Indonesia (MNN) — In Indonesia, a Catholic lay group and a prominent Muslim organization have renewed an interfaith commitment to peace. The partnership promotes social justice and harmony between different religious groups.
Bruce Allen with FMI says such alliances are not uncommon in Indonesia. “I have seen this many times. Let’s say FMI is providing construction materials so FMI partners can meet in a church building instead of a home. Muslim neighbors come and help the church be built. They’re saying, “I’m a Muslim, but we’re neighbors, we help each other.’”
“So that’s the perspective that’s being taken by these two groups.”
Indonesia gained independence from Dutch colonial rule in 1949. The government realized they needed to unify 6,000 inhabited islands, and tried to build religious tolerance into the constitution.

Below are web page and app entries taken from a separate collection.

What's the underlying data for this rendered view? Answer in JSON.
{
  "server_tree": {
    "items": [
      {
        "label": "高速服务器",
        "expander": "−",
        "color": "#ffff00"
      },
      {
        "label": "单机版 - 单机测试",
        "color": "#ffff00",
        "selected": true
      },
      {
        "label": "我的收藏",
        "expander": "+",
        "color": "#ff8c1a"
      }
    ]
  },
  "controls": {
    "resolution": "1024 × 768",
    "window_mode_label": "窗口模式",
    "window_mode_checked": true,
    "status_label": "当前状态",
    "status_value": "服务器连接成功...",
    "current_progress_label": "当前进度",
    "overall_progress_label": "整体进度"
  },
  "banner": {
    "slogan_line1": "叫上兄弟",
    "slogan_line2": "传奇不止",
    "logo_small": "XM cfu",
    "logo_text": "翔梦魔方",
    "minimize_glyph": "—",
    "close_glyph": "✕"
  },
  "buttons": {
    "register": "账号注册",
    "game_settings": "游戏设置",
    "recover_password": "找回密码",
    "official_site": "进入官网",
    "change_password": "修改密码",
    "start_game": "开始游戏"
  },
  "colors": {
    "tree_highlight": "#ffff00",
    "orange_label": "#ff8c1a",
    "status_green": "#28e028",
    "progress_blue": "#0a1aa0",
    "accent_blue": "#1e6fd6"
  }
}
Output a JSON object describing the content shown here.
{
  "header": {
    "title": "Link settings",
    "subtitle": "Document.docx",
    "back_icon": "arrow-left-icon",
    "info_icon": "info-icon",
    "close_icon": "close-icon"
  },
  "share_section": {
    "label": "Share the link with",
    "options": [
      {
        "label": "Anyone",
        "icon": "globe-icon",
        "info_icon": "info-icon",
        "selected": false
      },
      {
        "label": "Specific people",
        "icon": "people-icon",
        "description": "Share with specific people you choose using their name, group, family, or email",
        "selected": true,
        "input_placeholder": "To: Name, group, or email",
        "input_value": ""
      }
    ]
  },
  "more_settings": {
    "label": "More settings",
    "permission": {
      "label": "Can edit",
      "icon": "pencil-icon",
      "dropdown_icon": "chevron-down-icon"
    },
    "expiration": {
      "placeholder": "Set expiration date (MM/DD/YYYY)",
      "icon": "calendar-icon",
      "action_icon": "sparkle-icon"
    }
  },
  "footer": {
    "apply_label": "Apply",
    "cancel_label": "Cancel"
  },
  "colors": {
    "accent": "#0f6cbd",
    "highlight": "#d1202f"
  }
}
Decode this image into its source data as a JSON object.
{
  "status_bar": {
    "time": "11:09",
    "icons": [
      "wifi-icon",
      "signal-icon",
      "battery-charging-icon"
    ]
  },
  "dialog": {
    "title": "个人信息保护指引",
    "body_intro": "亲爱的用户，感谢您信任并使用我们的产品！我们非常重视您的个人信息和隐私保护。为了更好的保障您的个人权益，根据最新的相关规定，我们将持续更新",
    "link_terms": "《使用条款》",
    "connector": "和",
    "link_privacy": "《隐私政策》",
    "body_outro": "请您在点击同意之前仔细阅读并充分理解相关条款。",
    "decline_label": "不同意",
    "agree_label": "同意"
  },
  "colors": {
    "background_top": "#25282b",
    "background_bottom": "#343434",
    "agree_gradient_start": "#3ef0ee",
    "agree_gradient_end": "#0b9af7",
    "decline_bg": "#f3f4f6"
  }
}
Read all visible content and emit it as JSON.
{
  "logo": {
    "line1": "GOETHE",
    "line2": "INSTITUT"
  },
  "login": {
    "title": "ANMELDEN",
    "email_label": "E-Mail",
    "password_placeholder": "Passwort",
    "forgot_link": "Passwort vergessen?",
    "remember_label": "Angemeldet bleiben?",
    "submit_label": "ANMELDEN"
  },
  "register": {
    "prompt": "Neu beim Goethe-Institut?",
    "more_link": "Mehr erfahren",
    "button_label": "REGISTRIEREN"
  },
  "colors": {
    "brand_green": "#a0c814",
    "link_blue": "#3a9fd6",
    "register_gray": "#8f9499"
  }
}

Allen says this attitude brings many opportunities for FMI partners. “They will invite their Muslim neighbors, and the Muslim neighbors do attend their services. That openness does allow for spiritual conversations and evangelism to go on. But there are pockets of persecution.”
Persecution can exist on one island, or even one part of an island, and not in other areas. The World Watch List, which describes the most difficult countries for Christians, Ranks Indonesia at 28. Indonesia is the world’s largest Muslim majority country by population.
How to pray
Pray for perseverance among Indonesian Christians, and that their love would reveal Jesus to their neighbors.
For those who are persecuted, Allen says, “Pray they would look to biblical directives for how to deal with persecution, which includes blessing and forgiving your enemies. These are perhaps the hardest instructions in the New Testament.”
But also pray that interfaith work between religious groups will create change in Indonesian society, removing pockets of persecution and replacing them with harmony.
The header photo shows a Catholic church in Indonesia. (Photo courtesy of Bennylin, CC BY-SA 4.0 <https://creativecommons.org/licenses/by-sa/4.0>, via Wikimedia Commons)